Where does the word "JSON" show up in the records? Copy every line that has it.

→ TASK MATERIAL:
****************

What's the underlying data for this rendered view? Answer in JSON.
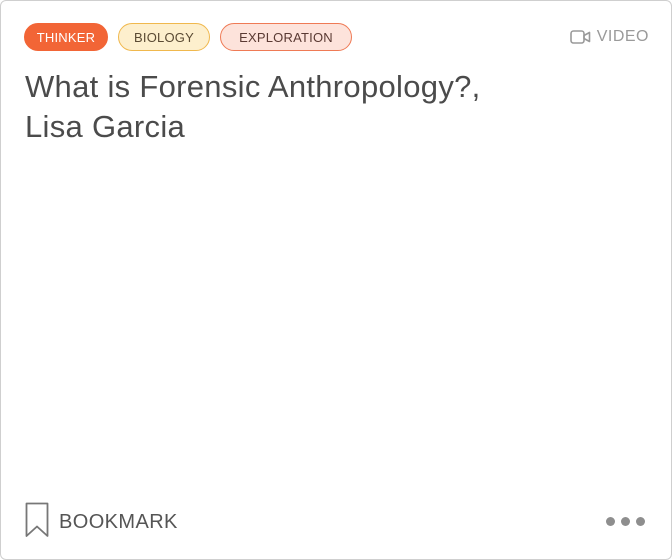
{
  "card": {
    "tags": [
      {
        "label": "THINKER"
      },
      {
        "label": "BIOLOGY"
      },
      {
        "label": "EXPLORATION"
      }
    ],
    "type_label": "VIDEO",
    "type_icon": "video-camera-icon",
    "title_line1": "What is Forensic Anthropology?,",
    "title_line2": "Lisa Garcia",
    "bookmark_label": "BOOKMARK",
    "bookmark_icon": "bookmark-icon",
    "more_icon": "more-options-icon"
  },
  "colors": {
    "tag_thinker_bg": "#f26536",
    "tag_biology_bg": "#fdefcd",
    "tag_biology_border": "#f0b84d",
    "tag_exploration_bg": "#fde3db",
    "tag_exploration_border": "#ef7a55",
    "title_text": "#4b4b4b",
    "muted_text": "#9a9a9a"
  }
}
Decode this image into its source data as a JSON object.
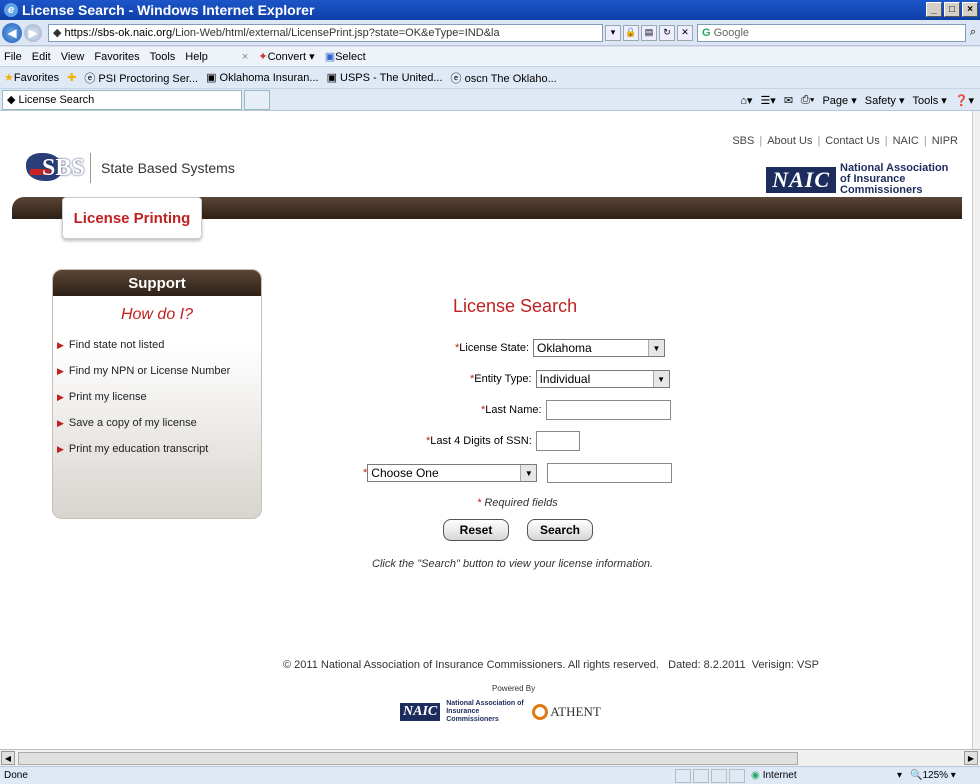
{
  "browser": {
    "title": "License Search - Windows Internet Explorer",
    "url_host": "https://sbs-ok.naic.org",
    "url_path": "/Lion-Web/html/external/LicensePrint.jsp?state=OK&eType=IND&la",
    "search_placeholder": "Google",
    "menu": [
      "File",
      "Edit",
      "View",
      "Favorites",
      "Tools",
      "Help"
    ],
    "convert_label": "Convert",
    "select_label": "Select",
    "favorites_label": "Favorites",
    "fav_links": [
      "PSI Proctoring Ser...",
      "Oklahoma Insuran...",
      "USPS - The United...",
      "oscn The Oklaho..."
    ],
    "tab_title": "License Search",
    "cmd": [
      "Page",
      "Safety",
      "Tools"
    ],
    "status_text": "Done",
    "zone": "Internet",
    "zoom": "125%"
  },
  "header": {
    "links": [
      "SBS",
      "About Us",
      "Contact Us",
      "NAIC",
      "NIPR"
    ],
    "sbs_logo_text": "SBS",
    "sbs_name": "State Based Systems",
    "naic_abbr": "NAIC",
    "naic_full": "National Association of Insurance Commissioners",
    "section_tab": "License Printing"
  },
  "support": {
    "heading": "Support",
    "subheading": "How do I?",
    "items": [
      "Find state not listed",
      "Find my NPN or License Number",
      "Print my license",
      "Save a copy of my license",
      "Print my education transcript"
    ]
  },
  "form": {
    "title": "License Search",
    "state_label": "License State:",
    "state_value": "Oklahoma",
    "entity_label": "Entity Type:",
    "entity_value": "Individual",
    "last_name_label": "Last Name:",
    "ssn_label": "Last 4 Digits of SSN:",
    "id_type_value": "Choose One",
    "required_note": "Required fields",
    "reset_label": "Reset",
    "search_label": "Search",
    "hint": "Click the \"Search\" button to view your license information."
  },
  "footer": {
    "copyright": "© 2011 National Association of Insurance Commissioners. All rights reserved.   Dated: 8.2.2011  Verisign: VSP",
    "powered_by": "Powered By",
    "naic_abbr": "NAIC",
    "naic_full": "National Association of Insurance Commissioners",
    "athent": "ATHENT"
  }
}
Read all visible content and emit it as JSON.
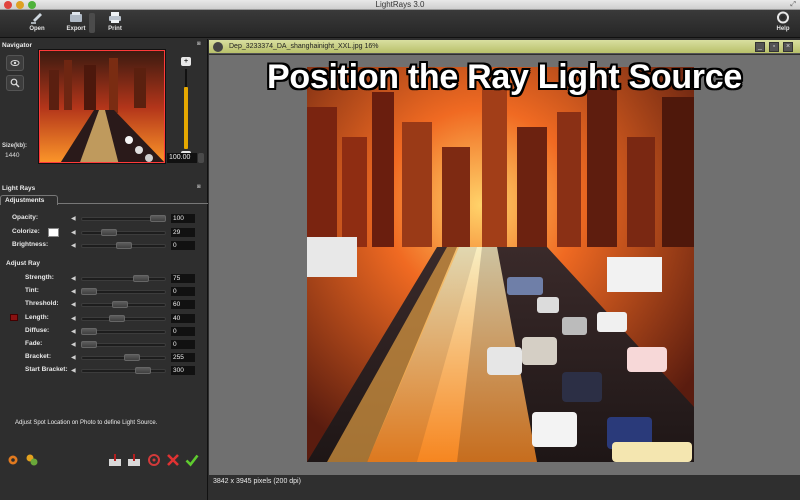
{
  "window": {
    "title": "LightRays 3.0"
  },
  "toolbar": {
    "open": "Open",
    "export": "Export",
    "print": "Print",
    "help": "Help"
  },
  "navigator": {
    "title": "Navigator",
    "size_label": "Size(kb):",
    "size_value": "1440",
    "zoom_value": "100.00",
    "zoom_fraction": 0.78
  },
  "lightrays": {
    "panel_title": "Light Rays",
    "tab": "Adjustments",
    "adjustments": [
      {
        "label": "Opacity:",
        "value": "100",
        "pos": 1.0
      },
      {
        "label": "Colorize:",
        "value": "29",
        "pos": 0.29,
        "swatch": "#ffffff"
      },
      {
        "label": "Brightness:",
        "value": "0",
        "pos": 0.5
      }
    ],
    "adjust_ray_title": "Adjust Ray",
    "ray": [
      {
        "label": "Strength:",
        "value": "75",
        "pos": 0.75
      },
      {
        "label": "Tint:",
        "value": "0",
        "pos": 0.0
      },
      {
        "label": "Threshold:",
        "value": "60",
        "pos": 0.45
      },
      {
        "label": "Length:",
        "value": "40",
        "pos": 0.4
      },
      {
        "label": "Diffuse:",
        "value": "0",
        "pos": 0.0
      },
      {
        "label": "Fade:",
        "value": "0",
        "pos": 0.0
      },
      {
        "label": "Bracket:",
        "value": "255",
        "pos": 0.62
      },
      {
        "label": "Start Bracket:",
        "value": "300",
        "pos": 0.78
      }
    ],
    "hint": "Adjust Spot Location on Photo to define Light Source."
  },
  "document": {
    "title": "Dep_3233374_DA_shanghainight_XXL.jpg 16%",
    "overlay_title": "Position the Ray Light Source",
    "status": "3842 x 3945 pixels (200 dpi)"
  },
  "colors": {
    "accent": "#e6a800",
    "docbar": "#c8cf85",
    "panel": "#2e2e2e"
  }
}
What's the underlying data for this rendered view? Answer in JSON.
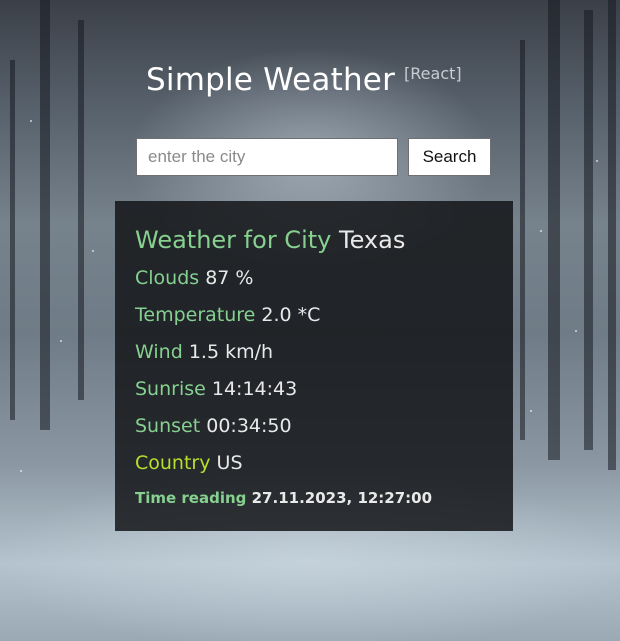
{
  "app": {
    "title": "Simple Weather",
    "badge": "[React]"
  },
  "search": {
    "placeholder": "enter the city",
    "value": "",
    "button_label": "Search"
  },
  "weather": {
    "header_label": "Weather for City",
    "city": "Texas",
    "clouds_label": "Clouds",
    "clouds_value": "87 %",
    "temperature_label": "Temperature",
    "temperature_value": "2.0 *C",
    "wind_label": "Wind",
    "wind_value": "1.5 km/h",
    "sunrise_label": "Sunrise",
    "sunrise_value": "14:14:43",
    "sunset_label": "Sunset",
    "sunset_value": "00:34:50",
    "country_label": "Country",
    "country_value": "US",
    "time_label": "Time reading",
    "time_value": "27.11.2023, 12:27:00"
  },
  "colors": {
    "label_green": "#86d090",
    "country_label": "#b7e02e",
    "panel_bg": "rgba(18,19,22,0.84)",
    "value_text": "#e9e9e9"
  }
}
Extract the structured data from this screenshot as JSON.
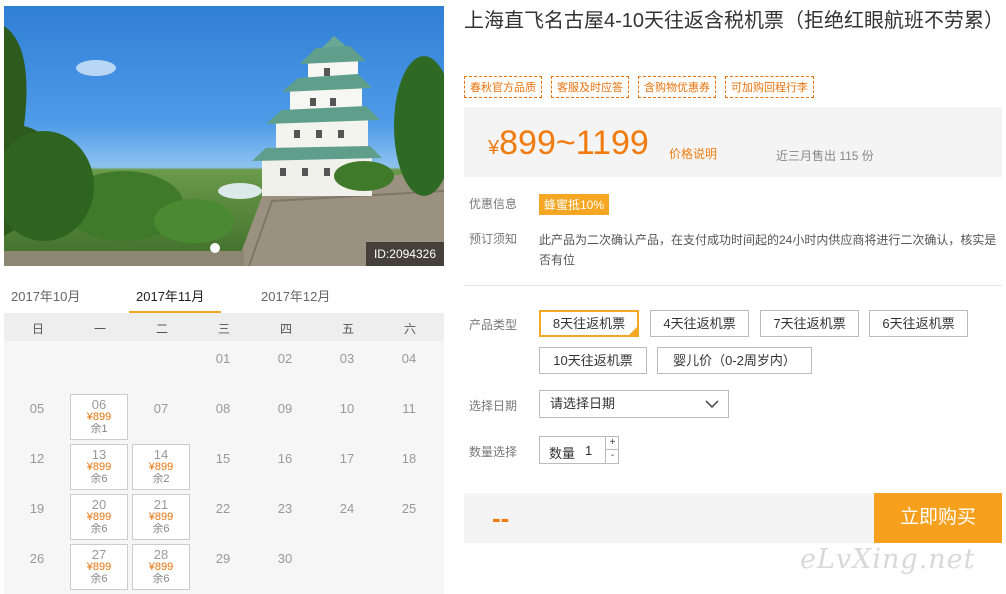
{
  "photo": {
    "id_label": "ID:2094326",
    "alt": "castle-photo"
  },
  "calendar": {
    "months": [
      "2017年10月",
      "2017年11月",
      "2017年12月"
    ],
    "weekdays": [
      "日",
      "一",
      "二",
      "三",
      "四",
      "五",
      "六"
    ],
    "plain_days": [
      "01",
      "02",
      "03",
      "04",
      "05",
      "07",
      "08",
      "09",
      "10",
      "11",
      "12",
      "15",
      "16",
      "17",
      "18",
      "19",
      "22",
      "23",
      "24",
      "25",
      "26",
      "29",
      "30"
    ],
    "available": [
      {
        "day": "06",
        "price": "¥899",
        "stock": "余1"
      },
      {
        "day": "13",
        "price": "¥899",
        "stock": "余6"
      },
      {
        "day": "14",
        "price": "¥899",
        "stock": "余2"
      },
      {
        "day": "20",
        "price": "¥899",
        "stock": "余6"
      },
      {
        "day": "21",
        "price": "¥899",
        "stock": "余6"
      },
      {
        "day": "27",
        "price": "¥899",
        "stock": "余6"
      },
      {
        "day": "28",
        "price": "¥899",
        "stock": "余6"
      }
    ]
  },
  "product": {
    "title": "上海直飞名古屋4-10天往返含税机票（拒绝红眼航班不劳累）",
    "tags": [
      "春秋官方品质",
      "客服及时应答",
      "含购物优惠券",
      "可加购回程行李"
    ],
    "price_currency": "¥",
    "price_range": "899~1199",
    "price_note": "价格说明",
    "sold": "近三月售出 115 份"
  },
  "info": {
    "promo_label": "优惠信息",
    "promo_badge": "蜂蜜抵10%",
    "notice_label": "预订须知",
    "notice_text": "此产品为二次确认产品，在支付成功时间起的24小时内供应商将进行二次确认，核实是否有位"
  },
  "options": {
    "type_label": "产品类型",
    "types": [
      "8天往返机票",
      "4天往返机票",
      "7天往返机票",
      "6天往返机票",
      "10天往返机票",
      "婴儿价（0-2周岁内）"
    ],
    "date_label": "选择日期",
    "date_placeholder": "请选择日期",
    "qty_label": "数量选择",
    "qty_text": "数量",
    "qty_value": "1",
    "qty_plus": "+",
    "qty_minus": "-"
  },
  "purchase": {
    "total": "--",
    "buy_label": "立即购买"
  },
  "watermark": "eLvXing.net",
  "colors": {
    "accent": "#f5a623",
    "price": "#f07c10"
  }
}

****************

→ EXERCISE OUTPUT:
What's the underlying data for this rendered view? Answer in JSON.
Decode this image into its source data as a JSON object.
Read all visible content and emit it as JSON.
What's the underlying data for this rendered view? Answer in JSON.
Extract the structured data from this screenshot as JSON.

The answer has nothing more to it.